Principal investigator Tan Ngiap Chuan from SingHealth Polyclinics told reporters on Tuesday (Jan 16) that while much research has been done on diabetes and its effect on retinal vision — such as causing blindness — “very little is known” about its effect on colour vision.

While impaired colour vision may commonly be known as “colour blindness”, Dr Tan explained that colour blindness as a medical condition is a more extreme type of colour vision deficiency, and it also usually refers to the type of deficiency which has been present since birth.

Colour blindness affects 8 per cent of men and 0.5 per cent of women worldwide. There is no data available on the proportion of the Singapore population who are colour-blind.

The impairment of colour vision can have potential implications in daily life, Dr Tan added. For example, some patients would have difficulty distinguishing cooked food from raw food, or ripe from unripe food.

Furthermore, if the person has a job as a pilot, engineer or architect, where colour differentiation is important for work, his or her performance will also be affected.

Given the significant proportion of Type 2 diabetes patients that could be affected by this deficiency here, the five-person research team is mooting the idea to have colour screening tests as part of diabetes patients’ check-ups.

The 2010 National Health Survey reported that an estimated 11.3 per cent of Singapore residents aged 18 to 69 had diabetes, and the figure is expected to go up to 15 per cent by 2050.
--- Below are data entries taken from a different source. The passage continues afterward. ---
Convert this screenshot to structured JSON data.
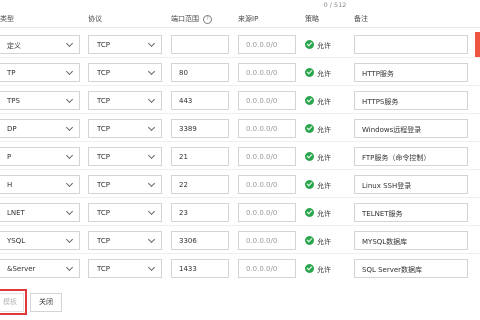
{
  "counter": "0 / 512",
  "headers": {
    "type": "类型",
    "protocol": "协议",
    "port": "端口范围",
    "source": "来源IP",
    "policy": "策略",
    "remark": "备注"
  },
  "rows": [
    {
      "type": "定义",
      "protocol": "TCP",
      "port": "",
      "source": "0.0.0.0/0",
      "policy": "允许",
      "remark": ""
    },
    {
      "type": "TP",
      "protocol": "TCP",
      "port": "80",
      "source": "0.0.0.0/0",
      "policy": "允许",
      "remark": "HTTP服务"
    },
    {
      "type": "TPS",
      "protocol": "TCP",
      "port": "443",
      "source": "0.0.0.0/0",
      "policy": "允许",
      "remark": "HTTPS服务"
    },
    {
      "type": "DP",
      "protocol": "TCP",
      "port": "3389",
      "source": "0.0.0.0/0",
      "policy": "允许",
      "remark": "Windows远程登录"
    },
    {
      "type": "P",
      "protocol": "TCP",
      "port": "21",
      "source": "0.0.0.0/0",
      "policy": "允许",
      "remark": "FTP服务（命令控制）"
    },
    {
      "type": "H",
      "protocol": "TCP",
      "port": "22",
      "source": "0.0.0.0/0",
      "policy": "允许",
      "remark": "Linux SSH登录"
    },
    {
      "type": "LNET",
      "protocol": "TCP",
      "port": "23",
      "source": "0.0.0.0/0",
      "policy": "允许",
      "remark": "TELNET服务"
    },
    {
      "type": "YSQL",
      "protocol": "TCP",
      "port": "3306",
      "source": "0.0.0.0/0",
      "policy": "允许",
      "remark": "MYSQL数据库"
    },
    {
      "type": "&Server",
      "protocol": "TCP",
      "port": "1433",
      "source": "0.0.0.0/0",
      "policy": "允许",
      "remark": "SQL Server数据库"
    }
  ],
  "footer": {
    "first_button": "模板",
    "close_button": "关闭"
  },
  "colors": {
    "allow_green": "#2ca64e",
    "highlight_red": "#e0393d",
    "accent_red": "#ee5342"
  }
}
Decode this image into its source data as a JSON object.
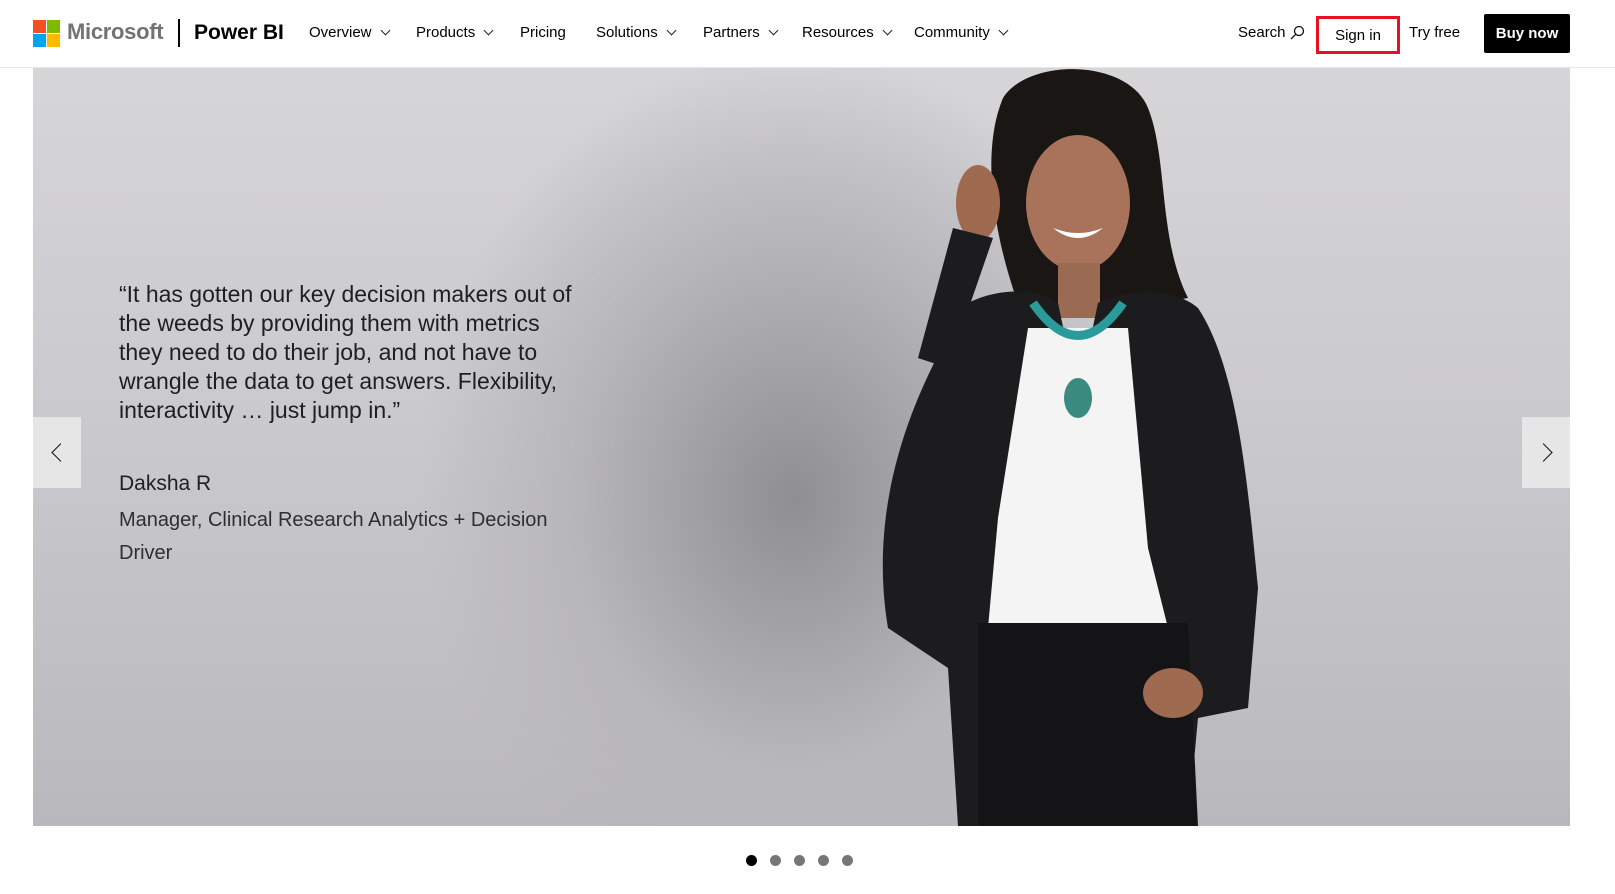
{
  "brand": {
    "company": "Microsoft",
    "product": "Power BI",
    "logo_colors": [
      "#f25022",
      "#7fba00",
      "#00a4ef",
      "#ffb900"
    ]
  },
  "nav": {
    "items": [
      {
        "label": "Overview",
        "has_dropdown": true
      },
      {
        "label": "Products",
        "has_dropdown": true
      },
      {
        "label": "Pricing",
        "has_dropdown": false
      },
      {
        "label": "Solutions",
        "has_dropdown": true
      },
      {
        "label": "Partners",
        "has_dropdown": true
      },
      {
        "label": "Resources",
        "has_dropdown": true
      },
      {
        "label": "Community",
        "has_dropdown": true
      }
    ],
    "search_label": "Search",
    "sign_in_label": "Sign in",
    "try_free_label": "Try free",
    "buy_now_label": "Buy now",
    "highlight_color": "#e81123"
  },
  "hero": {
    "quote": "“It has gotten our key decision makers out of the weeds by providing them with metrics they need to do their job, and not have to wrangle the data to get answers. Flexibility, interactivity … just jump in.”",
    "author": "Daksha R",
    "role": "Manager, Clinical Research Analytics + Decision Driver",
    "prev_icon": "chevron-left-icon",
    "next_icon": "chevron-right-icon"
  },
  "carousel": {
    "slide_count": 5,
    "active_index": 0
  }
}
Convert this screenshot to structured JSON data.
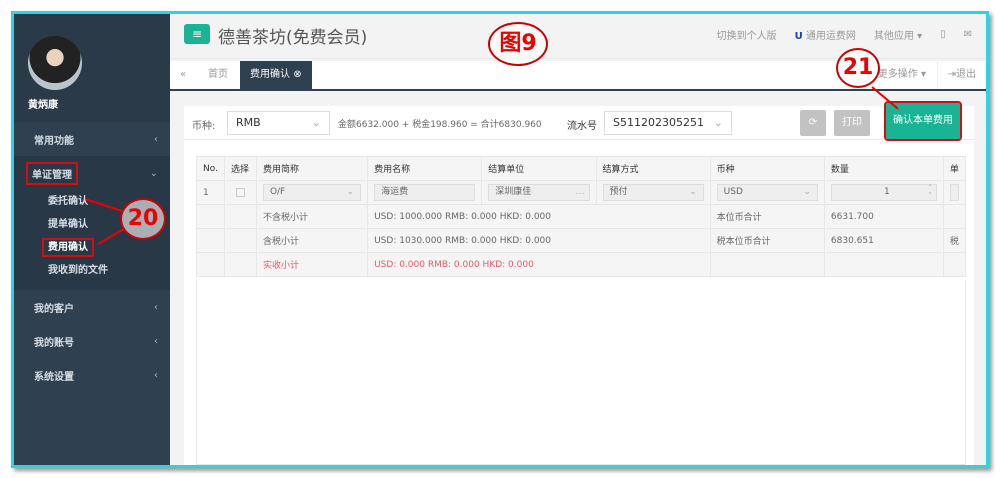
{
  "sidebar": {
    "user_name": "黄炳康",
    "items": [
      {
        "label": "常用功能"
      },
      {
        "label": "单证管理"
      },
      {
        "label": "我的客户"
      },
      {
        "label": "我的账号"
      },
      {
        "label": "系统设置"
      }
    ],
    "sub_items": [
      {
        "label": "委托确认"
      },
      {
        "label": "提单确认"
      },
      {
        "label": "费用确认"
      },
      {
        "label": "我收到的文件"
      }
    ]
  },
  "header": {
    "title": "德善茶坊(免费会员)",
    "links": [
      "切换到个人版",
      "通用运费网",
      "其他应用"
    ]
  },
  "tabs": {
    "home": "首页",
    "active": "费用确认",
    "more": "更多操作",
    "logout": "退出"
  },
  "toolbar": {
    "currency_label": "币种:",
    "currency_value": "RMB",
    "summary": "金额6632.000 + 税金198.960 = 合计6830.960",
    "serial_label": "流水号",
    "serial_value": "S511202305251",
    "print": "打印",
    "confirm": "确认本单费用"
  },
  "table": {
    "headers": [
      "No.",
      "选择",
      "费用简称",
      "费用名称",
      "结算单位",
      "结算方式",
      "币种",
      "数量",
      "单"
    ],
    "row": {
      "no": "1",
      "short": "O/F",
      "name": "海运费",
      "unit": "深圳康佳",
      "method": "预付",
      "currency": "USD",
      "qty": "1"
    },
    "subtotals": [
      {
        "label": "不含税小计",
        "value": "USD: 1000.000   RMB: 0.000   HKD: 0.000",
        "label2": "本位币合计",
        "value2": "6631.700",
        "extra": ""
      },
      {
        "label": "含税小计",
        "value": "USD: 1030.000   RMB: 0.000   HKD: 0.000",
        "label2": "税本位币合计",
        "value2": "6830.651",
        "extra": "税"
      },
      {
        "label": "实收小计",
        "value": "USD: 0.000   RMB: 0.000   HKD: 0.000",
        "label2": "",
        "value2": "",
        "extra": ""
      }
    ]
  },
  "annotations": {
    "figure": "图9",
    "step20": "20",
    "step21": "21"
  },
  "colors": {
    "accent": "#1ab394",
    "sidebar": "#2f4050",
    "annotation": "#e00000",
    "frame": "#2ad4e0"
  }
}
Those who are diabetic have to go for eye screenings yearly, where doctors look out for bleeding or abnormal blood vessels in the eyes resulting from poor diabetes control, and other signs that could lead to blindness, Dr Tan said.

However, tests for colour vision are not easily available and can be costly, he added, pointing to the potential for the team to develop self-test kits and to explore “the feasibility and cost-effectiveness of such a measure”.

To test for colour vision deficiency, participants from Pasir Ris Polyclinic who took part in the study had to have had Type 2 diabetes for at least two years. They had to rearrange a series of 15 coloured caps in a gradient.

Singapore Polytechnic lecturer Sumasri Kallakuri, who was part of the research team, said that the data then helped researchers to classify the severity of the colour deficiency, if any.

The most common type of impairment among participants was tritanomaly, or blue-yellow colour deficiency, which means they had trouble telling blue from green, and yellow from violet.

Other types of impaired colour vision found were deuteranomoly (red-green deficiency) and protanomaly (red-yellow-green deficiency).

While ethnicity, education level and gender did not statistically affect one’s chances of getting impaired colour vision, the researchers found that age played a significant role: Older patients had a higher risk of getting it.

From the study, the average age of those found to have impaired colour vision was around 59 years old.

The team also concluded that participants who had diabetes for at least six years were more likely to develop impaired colour vision.

Commenting on the study’s significance, Dr Tan said that it would hopefully “send a message…about the importance of diabetes prevention…(that it is) good to keep healthy always”.

Read the original article at Today Online